Renewal
Continuance of coverage under a policy beyond its original term by the insurer's acceptance of the premium for a new policy term.
Replacement Ratio
The percentage of income before retirement that is required to be replaced to maintain the same standard of living after retirement.
Replacement
The substitution of health insurance coverage from one policy contract to another.
Replacement
Sometimes existing life insurance policies are unnecessarily replaced with new coverage resulting in a loss of valuable benefits. If someone suggests replacing your existing coverage, insist on having a comparison disclosure statement completed. The most important policies to examine in detail are those that were issued in Canada prior to December 2, 1982. If you have a policy of this vintage with a significant cash surrender value, you may want to consider keeping it. It has special tax advantages over policies issued after December 2, 1982. Basically, the difference is this. The cash surrender value of a pre December 1982 policy can be converted to an annuity in accordance with the settlement options in the policy and as a result, the tax on any policy gain can be spread over the duration of the annuity. Since only the interest element of the annuity payment will be taxed, there will be less of a tax impact on the annuitant. Policies issued after December 2, 1982 that have their cash surrender value annuitized trigger a disposition and the annuitant must pay tax on the total policy gain immediately. If you still decide to replace existing coverage, don't cancel what you have until the new coverage has been issued.
Rescission
Termination of an insurance contract by the insurer on the grounds of material misstatement on the application for insurance. The action of rescission must take place within the contestable period or Time Limit on Certain Defences but takes effect as of the date of issue of the policy, thus voiding the contract from its inception.
Reserve
  1. An amount representing liabilities kept by an insurer to provide for future commitments under policies outstanding
  2. An amount allocated for a special purpose. Note that a reserve is usually a liability and not an extra fund
Residual Disability
A period of partial disability that immediately follows a period of total disability. Benefits for residual disability are paid on a pro-rata basis, depending on the percentage of earnings loss.
RESP
See Registered Education Savings Plan.
Retractable (RET)
A feature that can be included in a new debt or preferred issue allowing the security holder to redeem the security issue on a date earlier than the originally specified maturity date.
Revocable Trust
A trust that can be terminated or revoked by its creator.
Rider
A special policy provision or group of provisions that may be added to a policy to expand or limit the benefits otherwise payable.
Right of Survivorship
At the death of one co-owner of property, that person's interest in the property automatically passes to the surviving joint tenant or tenants.
Right
A temporary privilege granted to a firm's common shareholders to buy additional securities from the firm.
Risk
Any chance of loss.
Rollover Mortgage
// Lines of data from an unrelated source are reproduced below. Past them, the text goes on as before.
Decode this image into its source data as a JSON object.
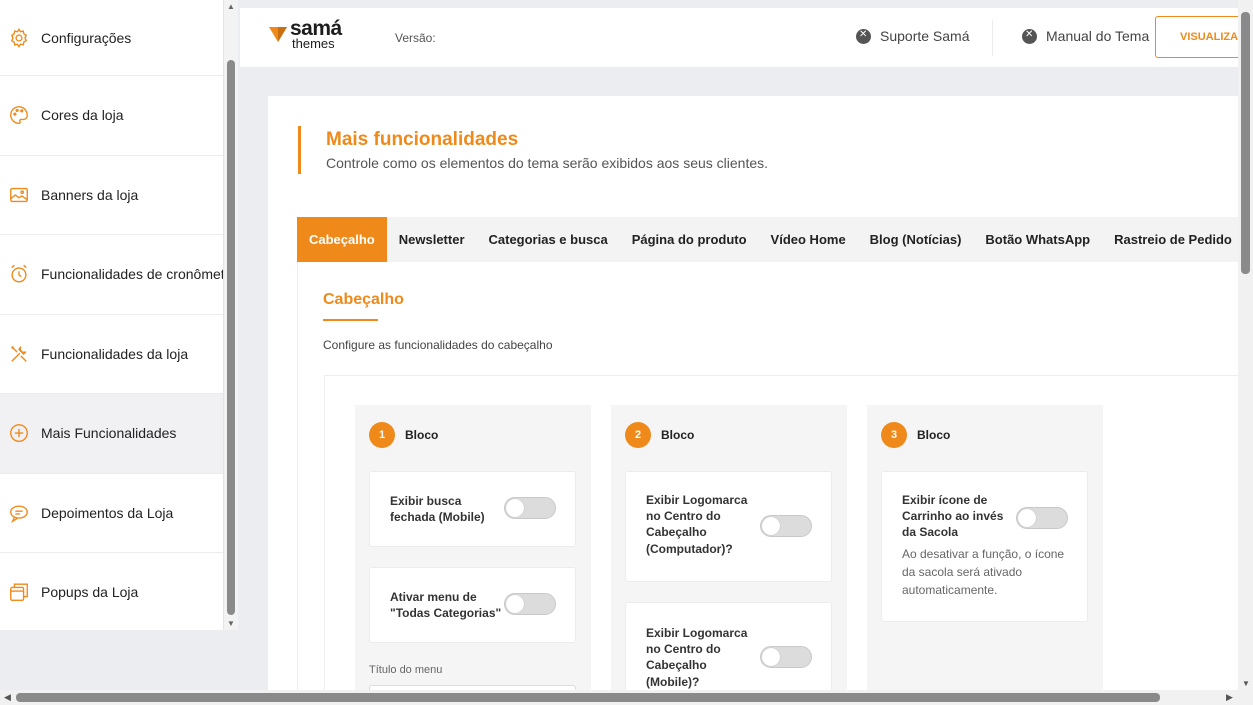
{
  "sidebar": {
    "items": [
      {
        "label": "Configurações",
        "icon": "gear-icon"
      },
      {
        "label": "Cores da loja",
        "icon": "palette-icon"
      },
      {
        "label": "Banners da loja",
        "icon": "image-icon"
      },
      {
        "label": "Funcionalidades de cronômetro",
        "icon": "alarm-clock-icon"
      },
      {
        "label": "Funcionalidades da loja",
        "icon": "tools-icon"
      },
      {
        "label": "Mais Funcionalidades",
        "icon": "plus-circle-icon"
      },
      {
        "label": "Depoimentos da Loja",
        "icon": "chat-bubble-icon"
      },
      {
        "label": "Popups da Loja",
        "icon": "popup-window-icon"
      }
    ]
  },
  "header": {
    "logo_top": "samá",
    "logo_bottom": "themes",
    "version_label": "Versão:",
    "suporte": "Suporte Samá",
    "manual": "Manual do Tema",
    "visualizar": "VISUALIZAR"
  },
  "page": {
    "title": "Mais funcionalidades",
    "subtitle": "Controle como os elementos do tema serão exibidos aos seus clientes."
  },
  "tabs": [
    "Cabeçalho",
    "Newsletter",
    "Categorias e busca",
    "Página do produto",
    "Vídeo Home",
    "Blog (Notícias)",
    "Botão WhatsApp",
    "Rastreio de Pedido"
  ],
  "section": {
    "title": "Cabeçalho",
    "subtitle": "Configure as funcionalidades do cabeçalho"
  },
  "blocks": [
    {
      "num": "1",
      "label": "Bloco",
      "opt1": "Exibir busca\nfechada (Mobile)",
      "opt2": "Ativar menu de\n\"Todas Categorias\"",
      "field_label": "Título do menu"
    },
    {
      "num": "2",
      "label": "Bloco",
      "opt1": "Exibir Logomarca\nno Centro do\nCabeçalho\n(Computador)?",
      "opt2": "Exibir Logomarca\nno Centro do\nCabeçalho\n(Mobile)?"
    },
    {
      "num": "3",
      "label": "Bloco",
      "opt1": "Exibir ícone de\nCarrinho ao invés\nda Sacola",
      "opt1_desc": "Ao desativar a função, o ícone da sacola será ativado automaticamente."
    }
  ],
  "colors": {
    "accent": "#ef8a1a",
    "background": "#ecedf1"
  }
}
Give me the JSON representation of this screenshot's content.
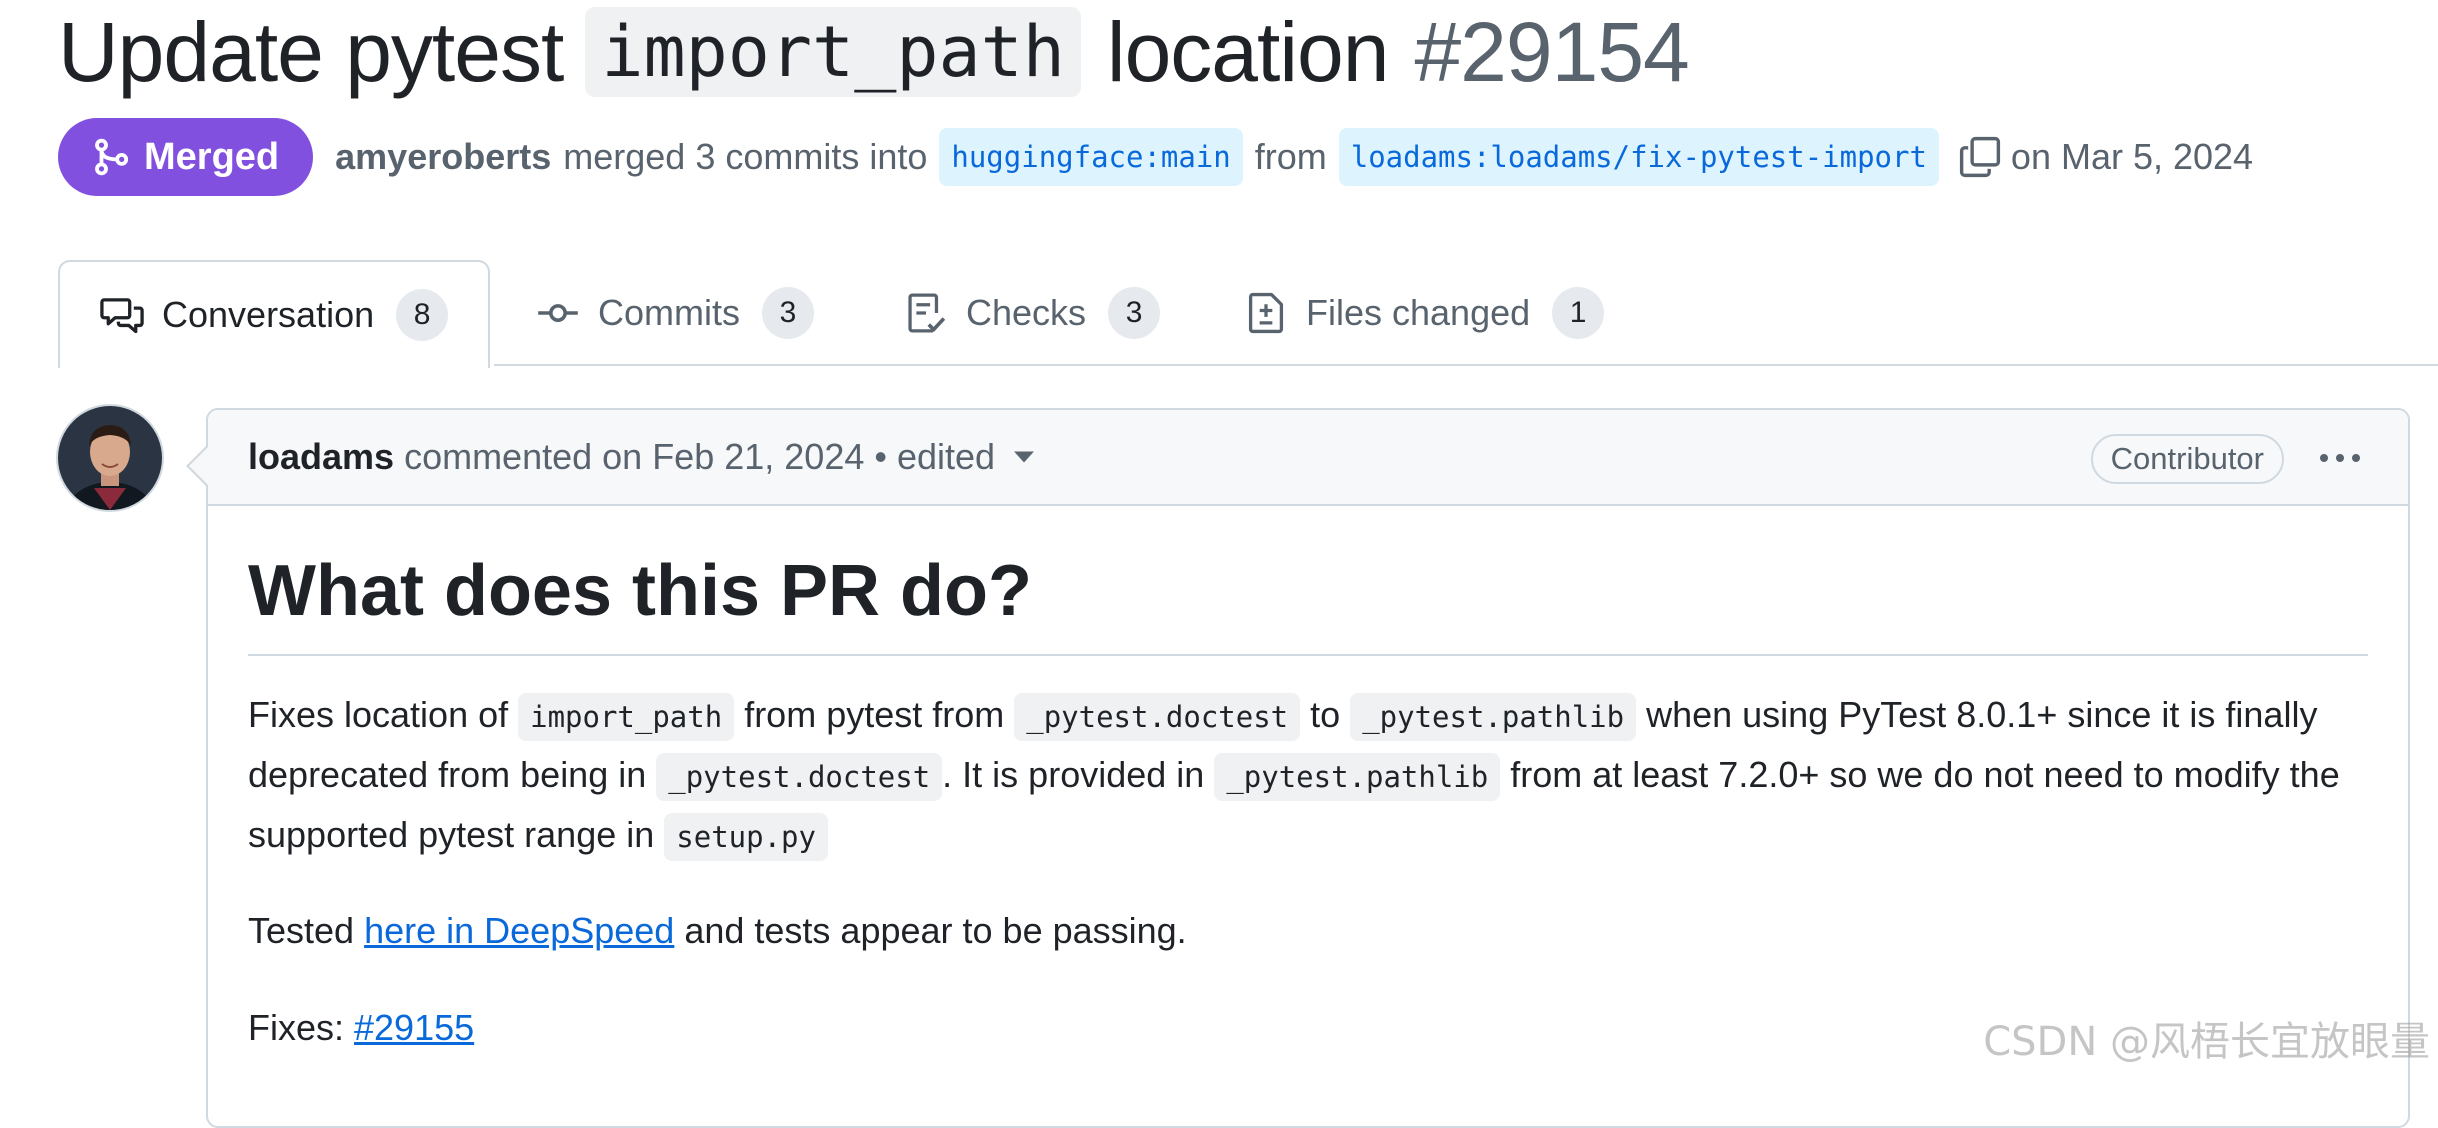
{
  "pr": {
    "title_before": "Update pytest",
    "title_code": "import_path",
    "title_after": "location",
    "number": "#29154"
  },
  "meta": {
    "status": "Merged",
    "author": "amyeroberts",
    "action": "merged 3 commits into",
    "base_branch": "huggingface:main",
    "from_text": "from",
    "head_branch": "loadams:loadams/fix-pytest-import",
    "date": "on Mar 5, 2024"
  },
  "tabs": [
    {
      "label": "Conversation",
      "count": "8",
      "icon": "comment-discussion-icon"
    },
    {
      "label": "Commits",
      "count": "3",
      "icon": "git-commit-icon"
    },
    {
      "label": "Checks",
      "count": "3",
      "icon": "checklist-icon"
    },
    {
      "label": "Files changed",
      "count": "1",
      "icon": "file-diff-icon"
    }
  ],
  "comment": {
    "author": "loadams",
    "action": "commented on Feb 21, 2024",
    "edited": "• edited",
    "badge": "Contributor",
    "heading": "What does this PR do?",
    "p1": {
      "t1": "Fixes location of ",
      "c1": "import_path",
      "t2": " from pytest from ",
      "c2": "_pytest.doctest",
      "t3": " to ",
      "c3": "_pytest.pathlib",
      "t4": " when using PyTest 8.0.1+ since it is finally deprecated from being in ",
      "c4": "_pytest.doctest",
      "t5": ". It is provided in ",
      "c5": "_pytest.pathlib",
      "t6": " from at least 7.2.0+ so we do not need to modify the supported pytest range in ",
      "c6": "setup.py"
    },
    "p2": {
      "t1": "Tested ",
      "link": "here in DeepSpeed",
      "t2": " and tests appear to be passing."
    },
    "p3": {
      "t1": "Fixes: ",
      "link": "#29155"
    }
  },
  "watermark": "CSDN @风梧长宜放眼量",
  "colors": {
    "merged_purple": "#8250df",
    "link_blue": "#0969da",
    "branch_bg": "#ddf4ff",
    "border": "#d1d9e0"
  }
}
A mortgage loan where the interest rate is established for a specific term. At the end of this term the mortgage is said to “roll over” and the borrower and lender may agree to extend to loan. If satisfactory terms cannot be agreed upon, the lender is entitled to be repaid in full. In this case, the borrower may seek alternative financing.
Rule of 72
This is a very important rule to know. The rule is that the number 72 divided by the rate of return of your investment equals the number of years it takes for your investment to double.